PROBLEM TO SOLVE ::
For the records below, give the number of lines in which "Logger" appears, and add nothing else.

......

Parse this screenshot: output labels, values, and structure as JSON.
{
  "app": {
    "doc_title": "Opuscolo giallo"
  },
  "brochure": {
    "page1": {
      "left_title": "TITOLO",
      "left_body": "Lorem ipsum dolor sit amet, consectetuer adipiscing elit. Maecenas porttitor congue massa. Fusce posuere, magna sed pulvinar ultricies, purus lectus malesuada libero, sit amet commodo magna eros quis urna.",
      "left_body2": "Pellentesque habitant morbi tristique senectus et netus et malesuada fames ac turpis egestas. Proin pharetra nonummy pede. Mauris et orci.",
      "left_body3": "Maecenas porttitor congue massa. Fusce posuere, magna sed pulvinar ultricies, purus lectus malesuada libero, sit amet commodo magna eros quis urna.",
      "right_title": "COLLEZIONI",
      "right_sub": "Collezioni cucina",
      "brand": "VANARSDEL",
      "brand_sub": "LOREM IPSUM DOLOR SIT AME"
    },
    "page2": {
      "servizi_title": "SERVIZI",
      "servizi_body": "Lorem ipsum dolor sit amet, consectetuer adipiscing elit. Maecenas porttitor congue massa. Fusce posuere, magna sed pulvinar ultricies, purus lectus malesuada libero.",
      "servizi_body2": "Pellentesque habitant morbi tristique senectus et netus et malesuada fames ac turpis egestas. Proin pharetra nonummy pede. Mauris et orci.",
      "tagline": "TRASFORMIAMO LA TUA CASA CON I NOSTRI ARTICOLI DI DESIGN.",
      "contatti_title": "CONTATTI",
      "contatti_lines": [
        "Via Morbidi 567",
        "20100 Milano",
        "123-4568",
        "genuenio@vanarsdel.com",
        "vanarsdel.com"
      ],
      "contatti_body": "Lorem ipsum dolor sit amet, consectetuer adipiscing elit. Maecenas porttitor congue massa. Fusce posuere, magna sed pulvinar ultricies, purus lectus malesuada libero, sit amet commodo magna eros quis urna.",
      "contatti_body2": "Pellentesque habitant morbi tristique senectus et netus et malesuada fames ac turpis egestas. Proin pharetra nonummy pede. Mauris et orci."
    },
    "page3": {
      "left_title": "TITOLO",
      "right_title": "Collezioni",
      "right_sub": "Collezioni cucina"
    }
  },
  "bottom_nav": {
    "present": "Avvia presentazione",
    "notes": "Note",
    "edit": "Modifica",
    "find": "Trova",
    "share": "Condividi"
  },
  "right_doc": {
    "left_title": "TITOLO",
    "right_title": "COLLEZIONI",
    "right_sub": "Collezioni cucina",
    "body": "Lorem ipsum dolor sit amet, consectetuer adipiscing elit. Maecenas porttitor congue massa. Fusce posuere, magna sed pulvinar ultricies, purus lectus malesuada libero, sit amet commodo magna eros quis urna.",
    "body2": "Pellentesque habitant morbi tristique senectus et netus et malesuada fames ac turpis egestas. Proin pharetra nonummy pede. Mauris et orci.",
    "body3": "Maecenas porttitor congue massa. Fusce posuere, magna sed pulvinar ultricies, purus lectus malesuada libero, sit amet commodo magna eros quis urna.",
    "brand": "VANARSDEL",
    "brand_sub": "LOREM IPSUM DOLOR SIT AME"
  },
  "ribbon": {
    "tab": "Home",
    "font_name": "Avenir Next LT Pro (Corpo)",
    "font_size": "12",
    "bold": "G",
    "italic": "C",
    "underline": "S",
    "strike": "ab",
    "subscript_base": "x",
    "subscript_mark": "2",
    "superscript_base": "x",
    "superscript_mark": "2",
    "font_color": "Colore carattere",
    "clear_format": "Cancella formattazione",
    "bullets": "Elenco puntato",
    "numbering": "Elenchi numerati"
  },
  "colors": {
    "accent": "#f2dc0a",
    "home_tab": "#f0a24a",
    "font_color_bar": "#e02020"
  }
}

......

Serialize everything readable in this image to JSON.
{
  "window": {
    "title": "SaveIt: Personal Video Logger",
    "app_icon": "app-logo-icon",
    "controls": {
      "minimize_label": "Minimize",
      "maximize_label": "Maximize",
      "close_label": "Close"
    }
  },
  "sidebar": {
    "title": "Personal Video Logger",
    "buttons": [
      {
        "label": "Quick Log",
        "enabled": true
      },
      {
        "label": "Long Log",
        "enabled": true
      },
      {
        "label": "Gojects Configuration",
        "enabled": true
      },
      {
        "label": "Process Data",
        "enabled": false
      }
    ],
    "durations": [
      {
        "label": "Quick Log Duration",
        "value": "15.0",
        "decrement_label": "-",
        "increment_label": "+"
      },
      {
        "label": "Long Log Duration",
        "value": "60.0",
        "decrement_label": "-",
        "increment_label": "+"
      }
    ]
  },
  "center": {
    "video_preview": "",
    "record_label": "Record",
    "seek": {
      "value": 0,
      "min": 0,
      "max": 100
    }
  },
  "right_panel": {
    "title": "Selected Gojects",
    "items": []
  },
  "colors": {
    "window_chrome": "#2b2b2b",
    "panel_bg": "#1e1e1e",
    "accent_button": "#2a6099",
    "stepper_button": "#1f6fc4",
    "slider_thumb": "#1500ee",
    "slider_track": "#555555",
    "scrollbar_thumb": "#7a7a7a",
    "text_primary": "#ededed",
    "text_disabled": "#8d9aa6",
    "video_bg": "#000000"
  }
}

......

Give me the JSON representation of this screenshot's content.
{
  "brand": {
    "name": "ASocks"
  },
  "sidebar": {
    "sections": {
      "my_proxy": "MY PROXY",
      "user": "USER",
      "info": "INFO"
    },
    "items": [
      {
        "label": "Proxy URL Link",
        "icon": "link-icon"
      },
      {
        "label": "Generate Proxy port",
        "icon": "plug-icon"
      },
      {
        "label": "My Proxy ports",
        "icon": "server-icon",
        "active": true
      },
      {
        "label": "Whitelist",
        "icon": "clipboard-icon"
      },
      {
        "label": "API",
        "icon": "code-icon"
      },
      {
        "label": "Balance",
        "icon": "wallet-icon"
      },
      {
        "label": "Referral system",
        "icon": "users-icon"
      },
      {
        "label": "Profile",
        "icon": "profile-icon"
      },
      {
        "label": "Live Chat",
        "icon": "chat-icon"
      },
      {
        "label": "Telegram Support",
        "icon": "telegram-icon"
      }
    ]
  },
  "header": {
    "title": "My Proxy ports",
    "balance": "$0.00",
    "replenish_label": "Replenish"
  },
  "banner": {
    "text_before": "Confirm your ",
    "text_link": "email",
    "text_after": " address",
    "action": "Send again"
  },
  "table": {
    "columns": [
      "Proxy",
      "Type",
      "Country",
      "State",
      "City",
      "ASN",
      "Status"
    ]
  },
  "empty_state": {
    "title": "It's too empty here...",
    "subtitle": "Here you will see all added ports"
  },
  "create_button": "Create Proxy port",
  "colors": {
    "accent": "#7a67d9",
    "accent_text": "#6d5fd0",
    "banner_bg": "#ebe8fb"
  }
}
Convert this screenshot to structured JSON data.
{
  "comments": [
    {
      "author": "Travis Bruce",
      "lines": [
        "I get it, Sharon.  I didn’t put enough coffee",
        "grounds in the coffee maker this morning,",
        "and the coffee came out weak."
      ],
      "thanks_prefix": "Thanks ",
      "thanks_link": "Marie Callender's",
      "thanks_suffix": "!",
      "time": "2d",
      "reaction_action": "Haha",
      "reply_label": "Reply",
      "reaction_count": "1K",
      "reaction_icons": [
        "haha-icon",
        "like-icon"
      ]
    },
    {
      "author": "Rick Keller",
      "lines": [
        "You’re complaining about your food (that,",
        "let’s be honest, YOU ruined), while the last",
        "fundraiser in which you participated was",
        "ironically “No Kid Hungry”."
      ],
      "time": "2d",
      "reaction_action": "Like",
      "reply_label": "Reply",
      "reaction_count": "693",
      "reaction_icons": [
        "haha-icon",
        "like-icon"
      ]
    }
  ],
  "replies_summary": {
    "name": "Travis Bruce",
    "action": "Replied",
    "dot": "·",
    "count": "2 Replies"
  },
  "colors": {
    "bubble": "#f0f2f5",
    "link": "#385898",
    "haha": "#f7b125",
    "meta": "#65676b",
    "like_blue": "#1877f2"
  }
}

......

SOLUTION ::
2